» **WORK TO COMPLETE**
Return the lines below that carry the word "replies".

########

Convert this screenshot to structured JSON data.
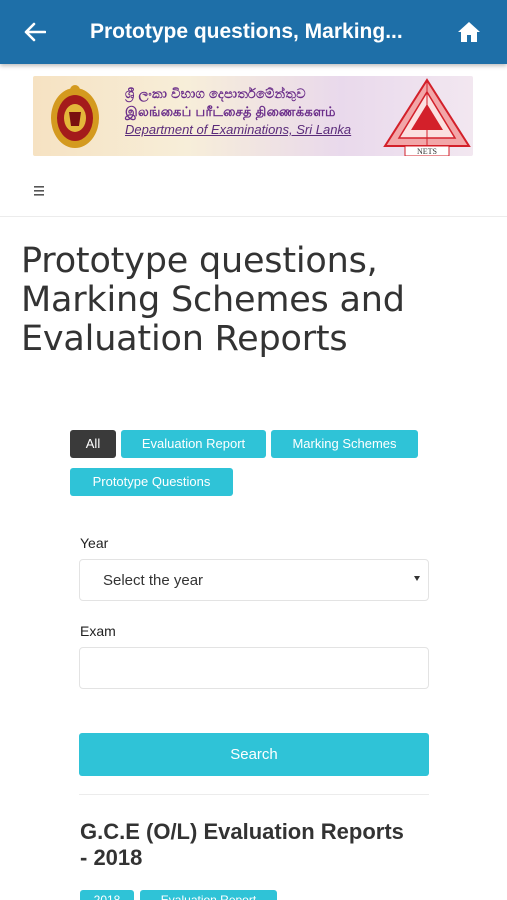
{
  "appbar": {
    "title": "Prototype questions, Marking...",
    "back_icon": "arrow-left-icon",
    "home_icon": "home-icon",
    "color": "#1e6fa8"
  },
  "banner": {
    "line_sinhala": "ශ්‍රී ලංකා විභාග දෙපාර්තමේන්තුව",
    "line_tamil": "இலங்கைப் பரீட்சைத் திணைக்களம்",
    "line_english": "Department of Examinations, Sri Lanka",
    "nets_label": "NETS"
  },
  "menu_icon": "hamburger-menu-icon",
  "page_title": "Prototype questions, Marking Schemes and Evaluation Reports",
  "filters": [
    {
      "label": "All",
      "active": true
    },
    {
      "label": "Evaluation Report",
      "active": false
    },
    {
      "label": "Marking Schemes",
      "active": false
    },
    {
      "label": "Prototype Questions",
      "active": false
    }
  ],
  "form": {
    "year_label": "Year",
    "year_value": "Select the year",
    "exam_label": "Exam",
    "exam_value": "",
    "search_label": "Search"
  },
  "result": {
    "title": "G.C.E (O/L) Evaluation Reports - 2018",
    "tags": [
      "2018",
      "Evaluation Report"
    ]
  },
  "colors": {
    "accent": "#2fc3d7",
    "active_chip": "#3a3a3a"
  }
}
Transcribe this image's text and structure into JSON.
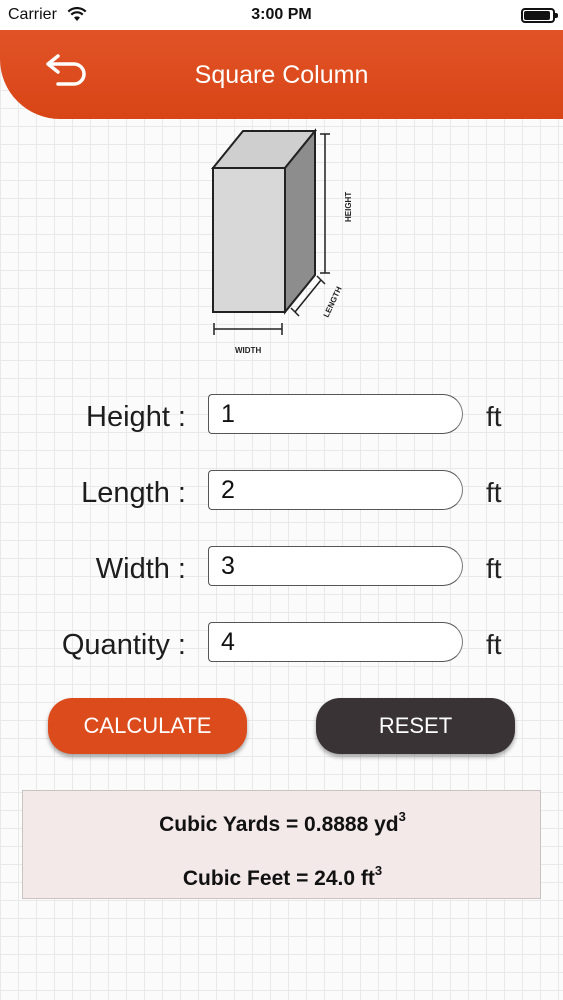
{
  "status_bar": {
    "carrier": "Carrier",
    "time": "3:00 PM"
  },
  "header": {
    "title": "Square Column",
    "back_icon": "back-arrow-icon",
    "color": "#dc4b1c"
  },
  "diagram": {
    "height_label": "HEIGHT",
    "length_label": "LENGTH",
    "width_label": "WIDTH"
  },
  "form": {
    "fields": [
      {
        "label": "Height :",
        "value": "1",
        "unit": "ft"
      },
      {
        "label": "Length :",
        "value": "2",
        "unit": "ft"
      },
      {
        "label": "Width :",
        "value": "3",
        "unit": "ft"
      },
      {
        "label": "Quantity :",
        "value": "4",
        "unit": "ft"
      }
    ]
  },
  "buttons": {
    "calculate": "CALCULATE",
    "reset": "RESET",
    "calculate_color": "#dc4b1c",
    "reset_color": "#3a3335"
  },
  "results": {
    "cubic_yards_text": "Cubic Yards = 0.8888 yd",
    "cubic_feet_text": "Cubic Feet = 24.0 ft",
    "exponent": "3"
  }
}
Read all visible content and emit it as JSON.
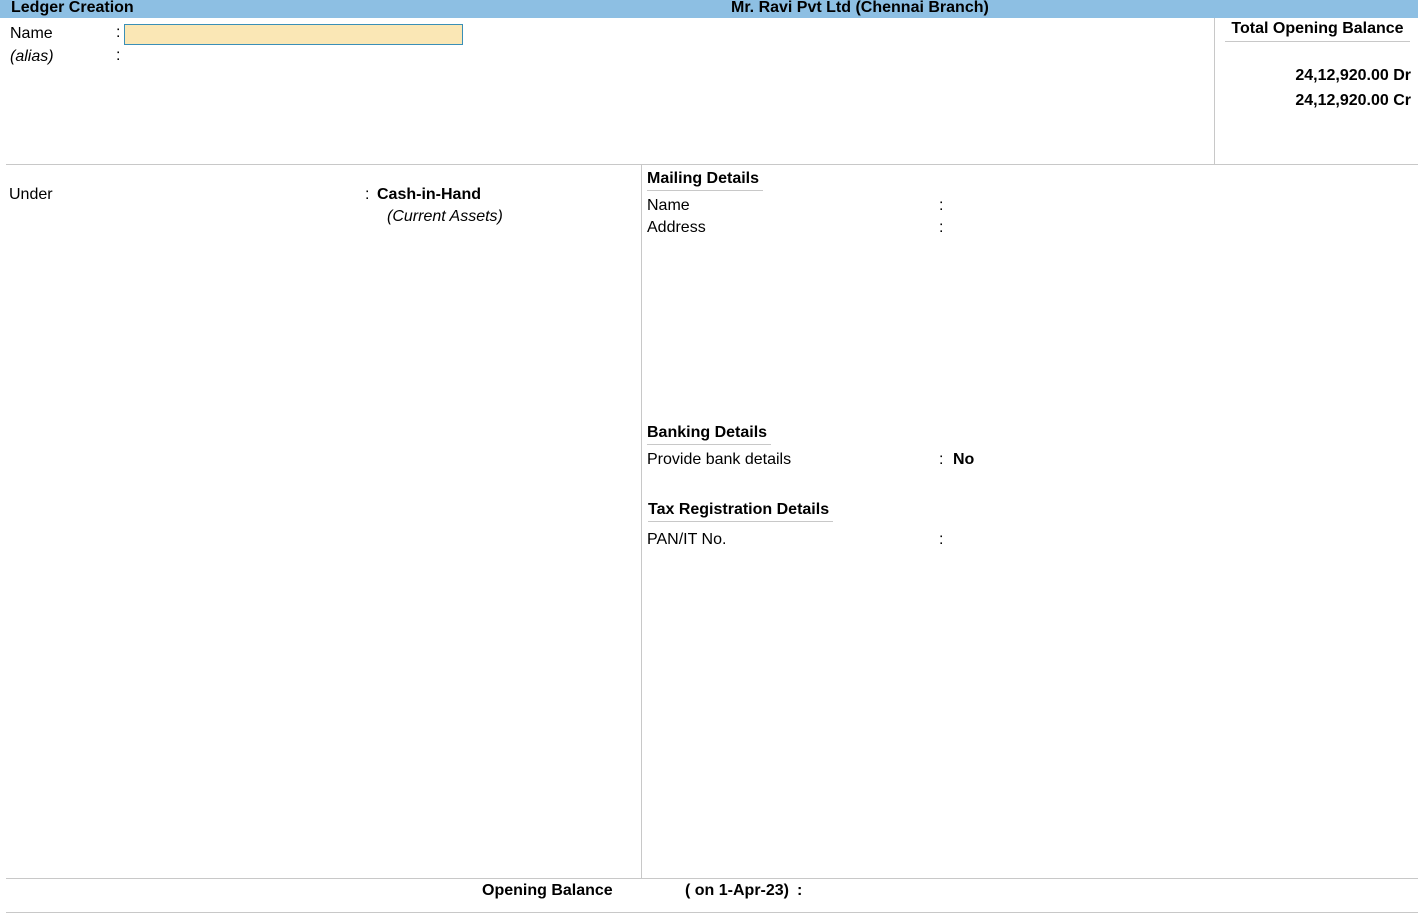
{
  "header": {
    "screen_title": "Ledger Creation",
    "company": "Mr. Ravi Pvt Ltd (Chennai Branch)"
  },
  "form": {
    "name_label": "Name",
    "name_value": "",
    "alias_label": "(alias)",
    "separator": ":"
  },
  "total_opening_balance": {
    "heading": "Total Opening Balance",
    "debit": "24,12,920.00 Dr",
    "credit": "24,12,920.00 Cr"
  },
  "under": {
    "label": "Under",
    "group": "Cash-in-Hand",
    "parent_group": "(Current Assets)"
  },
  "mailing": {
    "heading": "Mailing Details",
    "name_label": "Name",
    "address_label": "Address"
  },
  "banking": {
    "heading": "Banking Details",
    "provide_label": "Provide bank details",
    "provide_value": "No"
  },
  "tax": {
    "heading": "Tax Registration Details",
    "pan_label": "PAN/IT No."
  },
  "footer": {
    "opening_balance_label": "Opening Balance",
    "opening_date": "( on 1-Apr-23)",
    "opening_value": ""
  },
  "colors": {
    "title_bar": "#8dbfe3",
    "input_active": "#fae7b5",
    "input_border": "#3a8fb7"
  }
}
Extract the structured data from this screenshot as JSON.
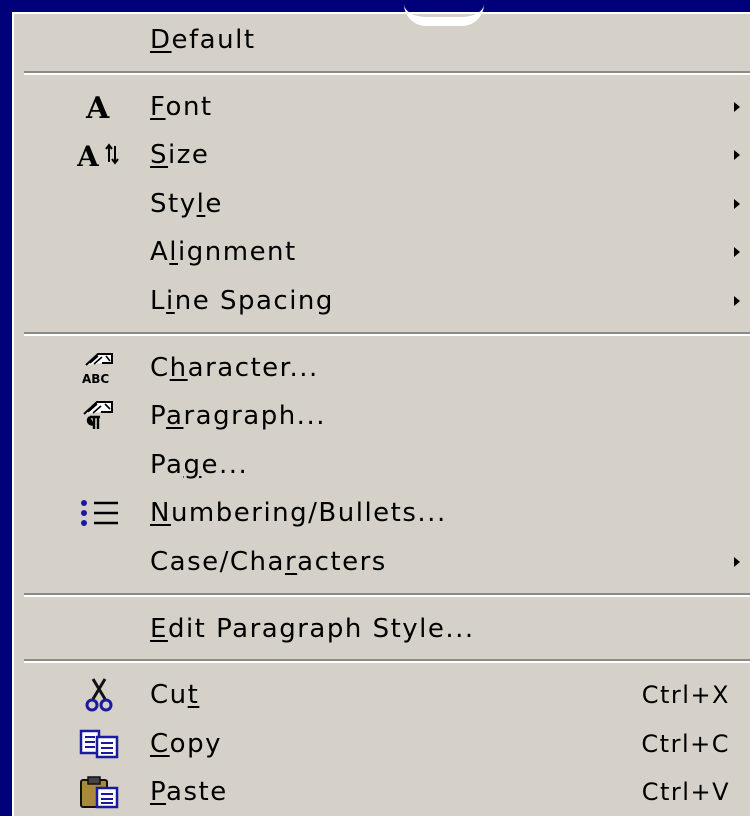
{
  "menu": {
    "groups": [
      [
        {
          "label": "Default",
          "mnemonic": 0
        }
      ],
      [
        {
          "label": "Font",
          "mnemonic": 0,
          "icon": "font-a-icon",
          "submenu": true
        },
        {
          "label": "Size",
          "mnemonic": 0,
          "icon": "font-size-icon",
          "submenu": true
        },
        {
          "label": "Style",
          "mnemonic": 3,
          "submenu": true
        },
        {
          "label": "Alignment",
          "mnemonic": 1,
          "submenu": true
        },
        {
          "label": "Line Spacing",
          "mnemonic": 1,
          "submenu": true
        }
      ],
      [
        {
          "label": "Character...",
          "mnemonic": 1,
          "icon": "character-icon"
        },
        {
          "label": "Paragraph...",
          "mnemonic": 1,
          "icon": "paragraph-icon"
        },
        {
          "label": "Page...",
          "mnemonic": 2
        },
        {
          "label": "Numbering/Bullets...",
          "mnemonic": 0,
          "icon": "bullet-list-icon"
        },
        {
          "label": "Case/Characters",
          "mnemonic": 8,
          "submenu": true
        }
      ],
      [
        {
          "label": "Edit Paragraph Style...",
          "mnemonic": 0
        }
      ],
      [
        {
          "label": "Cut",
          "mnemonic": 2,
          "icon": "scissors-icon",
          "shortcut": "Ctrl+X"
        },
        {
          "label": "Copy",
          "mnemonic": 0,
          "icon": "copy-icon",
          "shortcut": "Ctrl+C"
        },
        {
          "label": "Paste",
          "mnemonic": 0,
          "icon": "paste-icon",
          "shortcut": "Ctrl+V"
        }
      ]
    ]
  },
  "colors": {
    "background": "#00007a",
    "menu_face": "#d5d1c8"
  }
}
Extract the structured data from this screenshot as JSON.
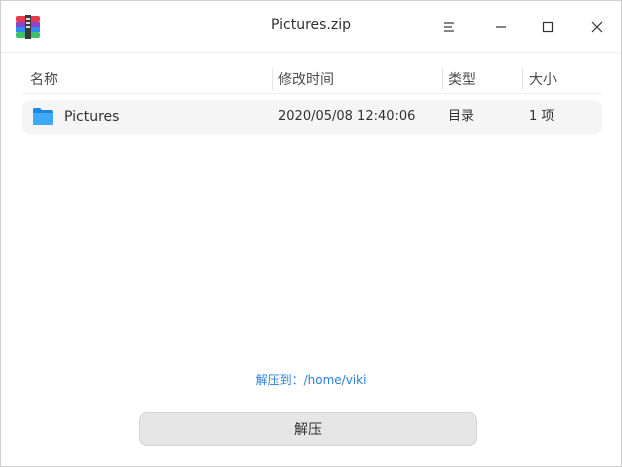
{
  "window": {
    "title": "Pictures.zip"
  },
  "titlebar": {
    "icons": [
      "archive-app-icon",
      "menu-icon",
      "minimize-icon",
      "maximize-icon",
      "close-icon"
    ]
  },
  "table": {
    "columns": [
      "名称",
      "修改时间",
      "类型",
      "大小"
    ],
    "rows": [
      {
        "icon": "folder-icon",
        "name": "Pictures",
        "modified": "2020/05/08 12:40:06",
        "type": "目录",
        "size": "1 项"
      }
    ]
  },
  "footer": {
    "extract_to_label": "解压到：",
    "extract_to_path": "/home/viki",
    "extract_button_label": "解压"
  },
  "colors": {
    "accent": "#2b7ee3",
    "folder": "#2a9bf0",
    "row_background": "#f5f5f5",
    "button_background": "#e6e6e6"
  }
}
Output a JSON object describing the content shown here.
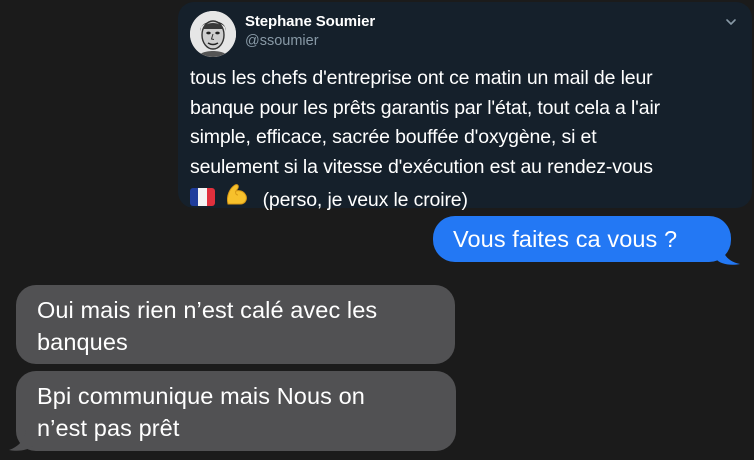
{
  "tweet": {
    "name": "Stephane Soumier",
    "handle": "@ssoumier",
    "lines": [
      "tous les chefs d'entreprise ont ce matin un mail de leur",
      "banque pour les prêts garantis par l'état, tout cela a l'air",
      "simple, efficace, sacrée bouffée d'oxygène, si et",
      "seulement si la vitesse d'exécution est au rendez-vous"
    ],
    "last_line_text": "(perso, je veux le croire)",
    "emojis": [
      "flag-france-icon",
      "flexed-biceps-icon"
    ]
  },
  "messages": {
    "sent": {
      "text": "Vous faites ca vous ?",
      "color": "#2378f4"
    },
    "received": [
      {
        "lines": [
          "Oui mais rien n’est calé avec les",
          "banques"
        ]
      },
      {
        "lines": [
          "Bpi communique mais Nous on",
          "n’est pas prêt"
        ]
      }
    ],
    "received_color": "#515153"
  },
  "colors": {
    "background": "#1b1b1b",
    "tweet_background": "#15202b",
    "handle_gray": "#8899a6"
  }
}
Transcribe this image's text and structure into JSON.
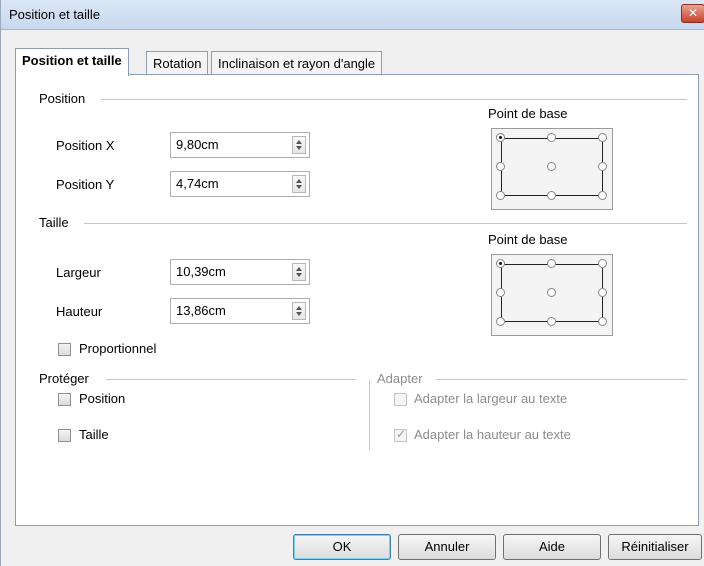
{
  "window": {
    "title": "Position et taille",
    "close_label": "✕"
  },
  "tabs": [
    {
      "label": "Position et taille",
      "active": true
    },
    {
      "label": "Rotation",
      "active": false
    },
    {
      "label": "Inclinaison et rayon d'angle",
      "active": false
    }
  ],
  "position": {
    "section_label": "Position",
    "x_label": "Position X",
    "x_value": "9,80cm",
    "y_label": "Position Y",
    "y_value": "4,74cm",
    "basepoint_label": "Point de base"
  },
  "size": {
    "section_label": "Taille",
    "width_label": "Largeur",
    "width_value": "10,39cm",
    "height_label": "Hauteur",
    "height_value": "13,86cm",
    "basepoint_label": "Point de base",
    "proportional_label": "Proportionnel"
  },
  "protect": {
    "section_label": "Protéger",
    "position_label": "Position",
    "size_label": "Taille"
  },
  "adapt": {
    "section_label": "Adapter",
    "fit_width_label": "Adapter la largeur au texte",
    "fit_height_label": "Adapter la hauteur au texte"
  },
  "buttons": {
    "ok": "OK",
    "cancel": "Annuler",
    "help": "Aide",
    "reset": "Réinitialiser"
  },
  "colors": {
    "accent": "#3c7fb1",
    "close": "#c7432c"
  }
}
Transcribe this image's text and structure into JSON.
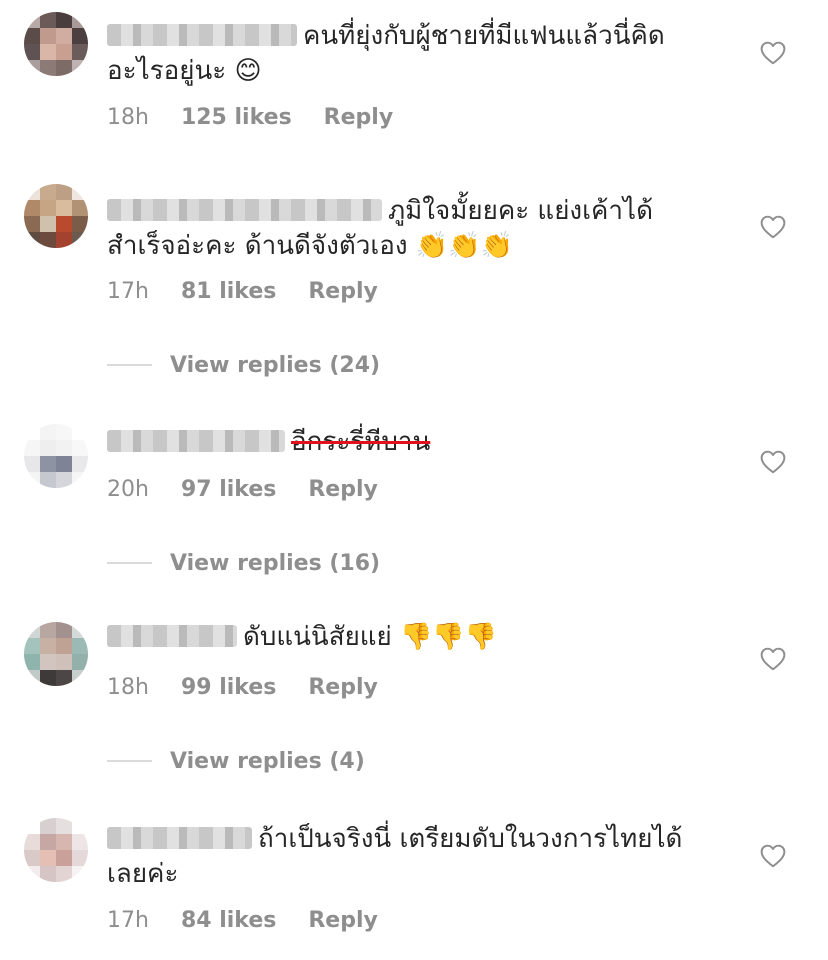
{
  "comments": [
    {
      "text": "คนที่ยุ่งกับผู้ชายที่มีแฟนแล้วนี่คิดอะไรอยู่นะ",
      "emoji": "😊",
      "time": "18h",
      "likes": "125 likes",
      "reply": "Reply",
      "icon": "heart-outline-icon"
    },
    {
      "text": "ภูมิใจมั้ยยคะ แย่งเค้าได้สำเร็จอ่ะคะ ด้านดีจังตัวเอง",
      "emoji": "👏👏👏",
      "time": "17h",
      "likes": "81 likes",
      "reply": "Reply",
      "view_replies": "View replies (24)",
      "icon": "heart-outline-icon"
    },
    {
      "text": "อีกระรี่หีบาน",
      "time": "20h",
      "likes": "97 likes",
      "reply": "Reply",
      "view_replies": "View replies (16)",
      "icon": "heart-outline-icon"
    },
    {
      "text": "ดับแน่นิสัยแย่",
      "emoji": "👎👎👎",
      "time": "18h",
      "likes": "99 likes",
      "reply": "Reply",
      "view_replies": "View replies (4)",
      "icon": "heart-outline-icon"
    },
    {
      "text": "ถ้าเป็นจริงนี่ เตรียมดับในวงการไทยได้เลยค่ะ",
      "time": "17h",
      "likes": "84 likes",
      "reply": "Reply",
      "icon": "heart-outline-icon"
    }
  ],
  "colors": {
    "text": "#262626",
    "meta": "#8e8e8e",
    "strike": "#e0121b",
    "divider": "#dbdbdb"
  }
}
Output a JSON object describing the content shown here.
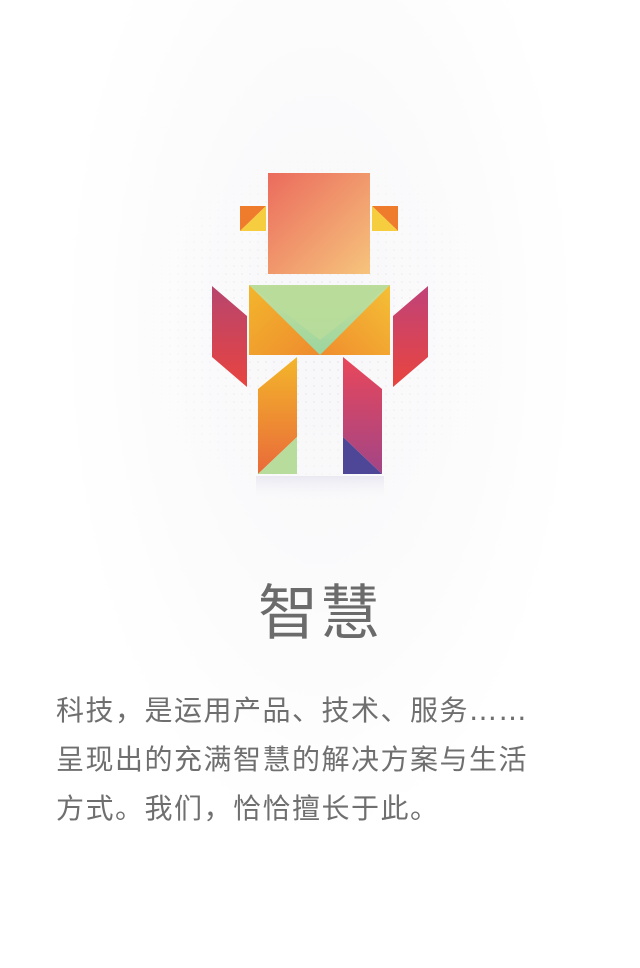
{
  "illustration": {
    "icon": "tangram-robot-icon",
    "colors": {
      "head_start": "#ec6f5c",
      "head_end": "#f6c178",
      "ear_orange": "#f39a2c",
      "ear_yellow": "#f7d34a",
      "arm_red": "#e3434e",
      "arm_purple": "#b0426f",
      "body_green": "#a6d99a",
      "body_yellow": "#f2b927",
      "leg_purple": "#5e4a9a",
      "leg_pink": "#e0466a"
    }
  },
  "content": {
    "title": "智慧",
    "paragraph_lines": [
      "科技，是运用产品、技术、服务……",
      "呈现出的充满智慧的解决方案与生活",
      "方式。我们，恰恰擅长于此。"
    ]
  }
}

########

» **EXERCISE OUTPUT**
      "view_replies": "View replies (24)",
      "view_replies": "View replies (16)",
      "view_replies": "View replies (4)",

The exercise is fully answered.